The report, “Migrant Workers: Precarious and Unsupported”, released by Canada’s nine national, regional and provincial umbrellas of organizations serving newcomers, compiles the responses from 167 organizations on the needs and realities of migrant workers, by province and region.
The report concludes that all migrant workers should have access to settlement services and permanent residence.
“Access to services is fundamental to ensuring that people in Canada are safe from abuse – yet most migrant workers don’t have this access,” said Loly Rico, President of the Canadian Council for Refugees. “Access to permanent status is also key to protecting basic rights.”
The Canadian Council for Refugees welcomes the recent statement by Minister Goodale about seeking appropriate review mechanisms for CBSA and proposes a model as a contribution to the government’s deliberations.
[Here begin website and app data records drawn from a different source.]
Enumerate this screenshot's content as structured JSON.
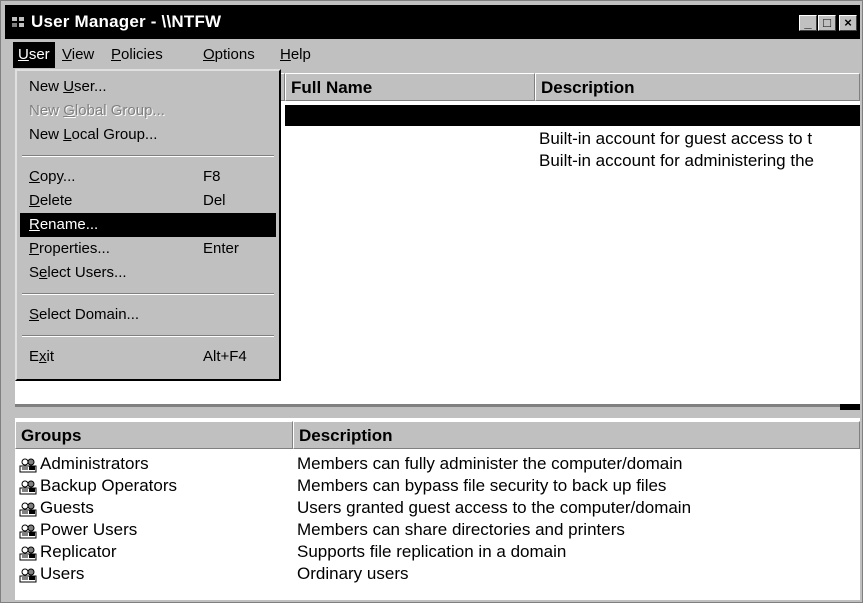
{
  "window": {
    "title": "User Manager - \\\\NTFW"
  },
  "titlebar_buttons": {
    "minimize": "_",
    "maximize": "□",
    "close": "×"
  },
  "menubar": {
    "items": [
      {
        "label": "User",
        "mnemonic": "U",
        "rest": "ser"
      },
      {
        "label": "View",
        "mnemonic": "V",
        "rest": "iew"
      },
      {
        "label": "Policies",
        "mnemonic": "P",
        "rest": "olicies"
      },
      {
        "label": "Options",
        "mnemonic": "O",
        "rest": "ptions"
      },
      {
        "label": "Help",
        "mnemonic": "H",
        "rest": "elp"
      }
    ]
  },
  "user_menu": {
    "items": [
      {
        "pre": "New ",
        "mn": "U",
        "post": "ser...",
        "accel": "",
        "disabled": false
      },
      {
        "pre": "New ",
        "mn": "G",
        "post": "lobal Group...",
        "accel": "",
        "disabled": true
      },
      {
        "pre": "New ",
        "mn": "L",
        "post": "ocal Group...",
        "accel": "",
        "disabled": false
      },
      {
        "pre": "",
        "mn": "C",
        "post": "opy...",
        "accel": "F8",
        "disabled": false
      },
      {
        "pre": "",
        "mn": "D",
        "post": "elete",
        "accel": "Del",
        "disabled": false
      },
      {
        "pre": "",
        "mn": "R",
        "post": "ename...",
        "accel": "",
        "disabled": false,
        "highlighted": true
      },
      {
        "pre": "",
        "mn": "P",
        "post": "roperties...",
        "accel": "Enter",
        "disabled": false
      },
      {
        "pre": "S",
        "mn": "e",
        "post": "lect Users...",
        "accel": "",
        "disabled": false
      },
      {
        "pre": "",
        "mn": "S",
        "post": "elect Domain...",
        "accel": "",
        "disabled": false
      },
      {
        "pre": "E",
        "mn": "x",
        "post": "it",
        "accel": "Alt+F4",
        "disabled": false
      }
    ]
  },
  "users_pane": {
    "columns": {
      "full_name": "Full Name",
      "description": "Description"
    },
    "rows": [
      {
        "description": ""
      },
      {
        "description": "Built-in account for guest access to t"
      },
      {
        "description": "Built-in account for administering the"
      }
    ]
  },
  "groups_pane": {
    "columns": {
      "groups": "Groups",
      "description": "Description"
    },
    "icon": "group-icon",
    "rows": [
      {
        "name": "Administrators",
        "description": "Members can fully administer the computer/domain"
      },
      {
        "name": "Backup Operators",
        "description": "Members can bypass file security to back up files"
      },
      {
        "name": "Guests",
        "description": "Users granted guest access to the computer/domain"
      },
      {
        "name": "Power Users",
        "description": "Members can share directories and printers"
      },
      {
        "name": "Replicator",
        "description": "Supports file replication in a domain"
      },
      {
        "name": "Users",
        "description": "Ordinary users"
      }
    ]
  },
  "colors": {
    "face": "#c0c0c0",
    "highlight": "#000000",
    "disabled": "#808080",
    "window": "#ffffff"
  }
}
Like many others, the CCR has long called for an independent complaint and oversight body for the CBSA. While CBSA has sweeping police powers, including the power to arrest and detain people, there is no independent oversight body to review its actions and to ensure respect for the human rights of refugees, migrants, and Canadians who deal with the agency. Most other enforcement agencies in Canada, such as municipal and provincial police, and the RCMP, have various complaints and investigation agencies to supervise their conduct.
Newcomers to Canada show great adaptability. Although some, especially those who come to Canada as refugees, have endured traumatic experiences before arriving in Canada, they respond with resilience to those experiences, as well as to the stress of settling in a new country. Family and community support, spiritual and cultural practices, art, recreation and other non-medical interventions play an important role in promoting positive mental health.
The Canadian Council for Refugees has released a position paper that gives a brief outline of the CCR’s main concerns relating to refugees and mental health. It focuses on refugees, but many aspects apply to other newcomers, particularly those who have suffered serious human rights abuses, such as survivors of trafficking, and those with precarious status, such as migrant workers.
Since soon after the Refugee Appeal Division (RAD) was implemented in December 2012, there have been differences of opinion about the nature of the appeal.
This question has now been clarified by the Federal Court of Appeal which rendered its decision in Huruglica on 29 March 2016.
This decision is good news for refugees: the Court decided that the appeal is a full appeal, and that the members of the RAD must do their own analysis of the record, rather than deferring to the decision-maker at the Refugee Protection Division who heard the claimant. The standard to be applied is one of correctness.
The CCR intervened jointly in this case jointly with the Canadian Association of Refugee Lawyesr (CARL), represented by Audrey Macklin and Anthony Navaneelan.
CCR National Spring Consultation: Saskatoon, June 2 to 4, 2016
Join us in Saskatoon this June to explore questions affecting refugee protection and newcomer settlement at the Canadian Council for Refugees Spring Consultation. We will be taking stock of achievements and challenges in welcoming Syrian refugees.
We are pleased to announce that the Minister of Immigration, Refugees and Citizenship John McCallum will be participating.
All are welcome!
With views from all Canadian provinces and with participants in fields as diverse as healthcare and the law, the conference offers opportunities for professional development, networking and strategy.
The CCR Endowment Fund was created to provide a secure, long-term source of income to support and sustain the mission of the Canadian Council for Refugees.
If you, or someone you know, are thinking of leaving a legacy gift or making a major donation that will be invested in long-term support, contributing to the CCR Endowment Fund is a great way to make a powerful impact in the years to come.